PROBLEM STATEMENT → In how many lines of the data below does the word "registered" appear? Reply with the number and nothing more.

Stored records
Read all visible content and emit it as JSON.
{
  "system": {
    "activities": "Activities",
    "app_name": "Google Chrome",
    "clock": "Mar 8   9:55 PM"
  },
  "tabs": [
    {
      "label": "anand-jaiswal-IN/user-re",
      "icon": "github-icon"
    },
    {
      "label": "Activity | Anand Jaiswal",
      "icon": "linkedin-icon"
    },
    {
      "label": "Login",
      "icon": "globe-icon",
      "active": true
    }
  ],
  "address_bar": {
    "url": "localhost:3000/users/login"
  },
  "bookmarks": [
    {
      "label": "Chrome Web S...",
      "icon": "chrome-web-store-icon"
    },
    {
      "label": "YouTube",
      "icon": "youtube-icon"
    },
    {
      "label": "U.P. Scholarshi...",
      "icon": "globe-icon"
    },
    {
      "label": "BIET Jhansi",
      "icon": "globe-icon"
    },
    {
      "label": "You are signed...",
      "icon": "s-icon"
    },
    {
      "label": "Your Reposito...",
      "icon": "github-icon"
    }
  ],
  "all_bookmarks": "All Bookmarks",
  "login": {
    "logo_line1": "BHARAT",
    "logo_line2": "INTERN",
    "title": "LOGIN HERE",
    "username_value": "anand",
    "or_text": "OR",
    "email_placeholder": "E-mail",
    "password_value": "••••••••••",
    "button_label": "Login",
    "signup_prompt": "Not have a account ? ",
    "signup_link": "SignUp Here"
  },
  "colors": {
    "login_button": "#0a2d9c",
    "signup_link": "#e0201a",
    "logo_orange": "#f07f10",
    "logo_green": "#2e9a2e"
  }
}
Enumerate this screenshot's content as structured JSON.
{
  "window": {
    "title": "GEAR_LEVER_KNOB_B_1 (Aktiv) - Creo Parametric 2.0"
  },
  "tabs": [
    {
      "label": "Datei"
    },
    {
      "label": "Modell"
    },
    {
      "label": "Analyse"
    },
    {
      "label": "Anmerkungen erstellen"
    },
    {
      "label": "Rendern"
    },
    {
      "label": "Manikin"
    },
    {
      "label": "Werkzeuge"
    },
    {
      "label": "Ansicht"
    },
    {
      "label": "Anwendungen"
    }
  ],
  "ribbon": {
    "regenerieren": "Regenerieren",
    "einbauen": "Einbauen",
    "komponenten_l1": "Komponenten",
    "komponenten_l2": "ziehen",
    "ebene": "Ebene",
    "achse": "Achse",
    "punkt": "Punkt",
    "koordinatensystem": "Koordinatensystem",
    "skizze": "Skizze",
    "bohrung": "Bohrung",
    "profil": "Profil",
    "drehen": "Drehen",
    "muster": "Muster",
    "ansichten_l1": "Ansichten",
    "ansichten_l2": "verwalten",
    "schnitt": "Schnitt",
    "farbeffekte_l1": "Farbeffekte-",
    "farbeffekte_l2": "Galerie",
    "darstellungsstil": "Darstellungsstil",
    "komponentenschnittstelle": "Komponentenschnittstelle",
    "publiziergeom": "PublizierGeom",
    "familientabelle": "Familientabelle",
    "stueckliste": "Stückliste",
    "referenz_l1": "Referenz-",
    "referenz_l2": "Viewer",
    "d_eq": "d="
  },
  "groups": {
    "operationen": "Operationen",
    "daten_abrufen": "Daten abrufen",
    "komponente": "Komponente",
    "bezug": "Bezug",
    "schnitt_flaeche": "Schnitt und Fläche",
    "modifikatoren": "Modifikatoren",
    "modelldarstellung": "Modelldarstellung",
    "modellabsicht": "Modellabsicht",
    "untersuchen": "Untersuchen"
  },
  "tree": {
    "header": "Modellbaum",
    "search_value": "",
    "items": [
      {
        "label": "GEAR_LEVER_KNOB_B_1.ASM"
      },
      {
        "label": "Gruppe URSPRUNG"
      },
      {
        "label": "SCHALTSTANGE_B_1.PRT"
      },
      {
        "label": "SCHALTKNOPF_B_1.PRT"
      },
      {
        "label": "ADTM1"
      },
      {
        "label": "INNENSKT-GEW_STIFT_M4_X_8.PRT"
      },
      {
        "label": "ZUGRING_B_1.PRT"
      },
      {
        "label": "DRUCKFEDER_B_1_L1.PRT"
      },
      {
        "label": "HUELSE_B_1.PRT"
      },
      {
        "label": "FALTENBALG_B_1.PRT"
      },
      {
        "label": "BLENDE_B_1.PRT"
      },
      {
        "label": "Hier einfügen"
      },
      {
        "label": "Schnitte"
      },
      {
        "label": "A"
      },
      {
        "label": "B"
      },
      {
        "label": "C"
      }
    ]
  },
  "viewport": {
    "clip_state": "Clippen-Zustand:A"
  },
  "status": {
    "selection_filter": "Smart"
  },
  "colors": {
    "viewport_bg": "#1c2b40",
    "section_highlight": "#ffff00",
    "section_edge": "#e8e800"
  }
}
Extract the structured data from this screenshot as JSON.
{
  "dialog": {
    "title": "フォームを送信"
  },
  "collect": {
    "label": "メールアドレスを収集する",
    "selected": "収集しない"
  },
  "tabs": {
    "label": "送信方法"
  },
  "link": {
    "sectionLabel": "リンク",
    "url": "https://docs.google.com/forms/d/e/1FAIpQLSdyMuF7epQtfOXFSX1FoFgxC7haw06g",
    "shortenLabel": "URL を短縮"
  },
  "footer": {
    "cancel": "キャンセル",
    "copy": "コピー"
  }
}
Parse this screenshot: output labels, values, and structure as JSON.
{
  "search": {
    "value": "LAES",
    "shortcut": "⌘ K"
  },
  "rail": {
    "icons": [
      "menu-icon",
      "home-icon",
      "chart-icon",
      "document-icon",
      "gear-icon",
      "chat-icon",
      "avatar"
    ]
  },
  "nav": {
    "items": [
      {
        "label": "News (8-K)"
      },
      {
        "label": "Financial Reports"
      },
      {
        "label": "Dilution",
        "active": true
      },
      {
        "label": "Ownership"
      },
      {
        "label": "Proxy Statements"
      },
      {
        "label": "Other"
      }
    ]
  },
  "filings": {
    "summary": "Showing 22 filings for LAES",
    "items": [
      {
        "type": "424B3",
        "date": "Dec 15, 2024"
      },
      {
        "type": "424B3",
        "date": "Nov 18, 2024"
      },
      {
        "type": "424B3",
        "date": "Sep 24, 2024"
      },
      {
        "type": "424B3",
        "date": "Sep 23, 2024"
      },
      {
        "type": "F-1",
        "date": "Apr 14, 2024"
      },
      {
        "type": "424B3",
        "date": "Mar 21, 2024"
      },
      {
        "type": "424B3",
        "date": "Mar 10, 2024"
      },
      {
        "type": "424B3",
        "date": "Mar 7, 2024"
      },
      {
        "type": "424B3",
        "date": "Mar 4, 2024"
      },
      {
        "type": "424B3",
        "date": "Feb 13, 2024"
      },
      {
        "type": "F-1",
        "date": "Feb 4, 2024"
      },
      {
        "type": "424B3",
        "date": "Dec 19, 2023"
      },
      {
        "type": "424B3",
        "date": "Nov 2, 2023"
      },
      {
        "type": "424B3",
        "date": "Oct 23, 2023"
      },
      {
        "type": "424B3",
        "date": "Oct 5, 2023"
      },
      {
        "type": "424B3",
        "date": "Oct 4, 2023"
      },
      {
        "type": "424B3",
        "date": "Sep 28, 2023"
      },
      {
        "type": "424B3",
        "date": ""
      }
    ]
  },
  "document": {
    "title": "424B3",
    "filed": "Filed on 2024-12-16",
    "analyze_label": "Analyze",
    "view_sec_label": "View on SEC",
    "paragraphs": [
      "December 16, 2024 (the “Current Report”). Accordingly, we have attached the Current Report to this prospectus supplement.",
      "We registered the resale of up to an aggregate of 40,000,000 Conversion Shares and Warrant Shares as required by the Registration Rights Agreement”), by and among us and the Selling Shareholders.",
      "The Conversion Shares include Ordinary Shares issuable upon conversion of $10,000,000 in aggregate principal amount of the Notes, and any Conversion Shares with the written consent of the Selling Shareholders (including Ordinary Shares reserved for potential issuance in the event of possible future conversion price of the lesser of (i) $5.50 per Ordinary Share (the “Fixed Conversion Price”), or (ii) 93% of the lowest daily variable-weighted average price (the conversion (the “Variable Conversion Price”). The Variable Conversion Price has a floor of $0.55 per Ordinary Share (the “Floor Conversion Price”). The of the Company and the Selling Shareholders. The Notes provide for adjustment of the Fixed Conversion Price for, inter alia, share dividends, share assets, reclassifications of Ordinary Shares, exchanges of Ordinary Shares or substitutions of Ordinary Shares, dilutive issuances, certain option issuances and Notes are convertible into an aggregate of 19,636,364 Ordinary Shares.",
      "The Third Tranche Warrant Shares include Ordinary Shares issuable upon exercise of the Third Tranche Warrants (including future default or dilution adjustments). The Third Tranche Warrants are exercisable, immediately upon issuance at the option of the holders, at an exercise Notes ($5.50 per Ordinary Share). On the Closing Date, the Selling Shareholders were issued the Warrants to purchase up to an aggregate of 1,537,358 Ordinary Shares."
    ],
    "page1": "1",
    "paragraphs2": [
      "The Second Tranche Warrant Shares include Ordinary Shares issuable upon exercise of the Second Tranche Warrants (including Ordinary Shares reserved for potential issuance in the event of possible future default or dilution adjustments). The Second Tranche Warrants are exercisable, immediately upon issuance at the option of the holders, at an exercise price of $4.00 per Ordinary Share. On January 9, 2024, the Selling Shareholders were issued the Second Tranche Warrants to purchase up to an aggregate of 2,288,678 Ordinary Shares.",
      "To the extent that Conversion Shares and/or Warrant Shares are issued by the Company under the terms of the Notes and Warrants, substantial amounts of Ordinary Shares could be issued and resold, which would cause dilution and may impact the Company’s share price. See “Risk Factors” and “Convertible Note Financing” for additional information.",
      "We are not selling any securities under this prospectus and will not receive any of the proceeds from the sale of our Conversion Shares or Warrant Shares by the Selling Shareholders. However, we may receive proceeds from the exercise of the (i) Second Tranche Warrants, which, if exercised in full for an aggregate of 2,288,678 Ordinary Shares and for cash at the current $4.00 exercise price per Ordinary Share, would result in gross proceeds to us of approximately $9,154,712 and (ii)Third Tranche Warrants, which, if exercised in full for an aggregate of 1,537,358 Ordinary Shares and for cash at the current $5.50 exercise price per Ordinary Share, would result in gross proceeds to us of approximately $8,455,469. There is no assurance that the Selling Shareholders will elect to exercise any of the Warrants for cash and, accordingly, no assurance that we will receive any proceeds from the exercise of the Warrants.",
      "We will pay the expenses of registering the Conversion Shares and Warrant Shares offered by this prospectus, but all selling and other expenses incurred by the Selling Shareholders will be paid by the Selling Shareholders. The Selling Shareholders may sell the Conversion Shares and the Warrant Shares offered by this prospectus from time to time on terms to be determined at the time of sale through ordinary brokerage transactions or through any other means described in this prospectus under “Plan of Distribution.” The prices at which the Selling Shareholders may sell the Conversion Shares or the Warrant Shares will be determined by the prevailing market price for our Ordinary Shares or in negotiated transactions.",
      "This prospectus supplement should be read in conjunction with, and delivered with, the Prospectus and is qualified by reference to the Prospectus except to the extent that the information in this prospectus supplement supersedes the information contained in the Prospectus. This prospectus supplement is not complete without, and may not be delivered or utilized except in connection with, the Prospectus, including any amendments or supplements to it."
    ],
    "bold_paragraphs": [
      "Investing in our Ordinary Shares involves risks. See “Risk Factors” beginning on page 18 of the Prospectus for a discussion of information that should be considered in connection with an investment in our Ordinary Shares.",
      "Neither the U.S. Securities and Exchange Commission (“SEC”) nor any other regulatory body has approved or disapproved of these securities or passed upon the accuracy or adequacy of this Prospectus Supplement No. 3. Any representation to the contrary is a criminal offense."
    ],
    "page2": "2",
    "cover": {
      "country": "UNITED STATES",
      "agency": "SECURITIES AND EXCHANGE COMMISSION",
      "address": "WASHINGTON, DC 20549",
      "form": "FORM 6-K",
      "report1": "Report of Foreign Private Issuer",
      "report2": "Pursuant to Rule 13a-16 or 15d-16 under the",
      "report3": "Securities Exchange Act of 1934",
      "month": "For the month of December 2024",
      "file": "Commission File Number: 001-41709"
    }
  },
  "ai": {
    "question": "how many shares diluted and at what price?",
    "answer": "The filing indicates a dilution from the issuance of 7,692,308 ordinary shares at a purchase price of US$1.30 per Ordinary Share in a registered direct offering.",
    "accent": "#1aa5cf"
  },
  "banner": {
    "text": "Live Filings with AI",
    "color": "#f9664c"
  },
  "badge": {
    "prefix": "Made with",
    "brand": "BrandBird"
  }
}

TASK SOLUTION → 2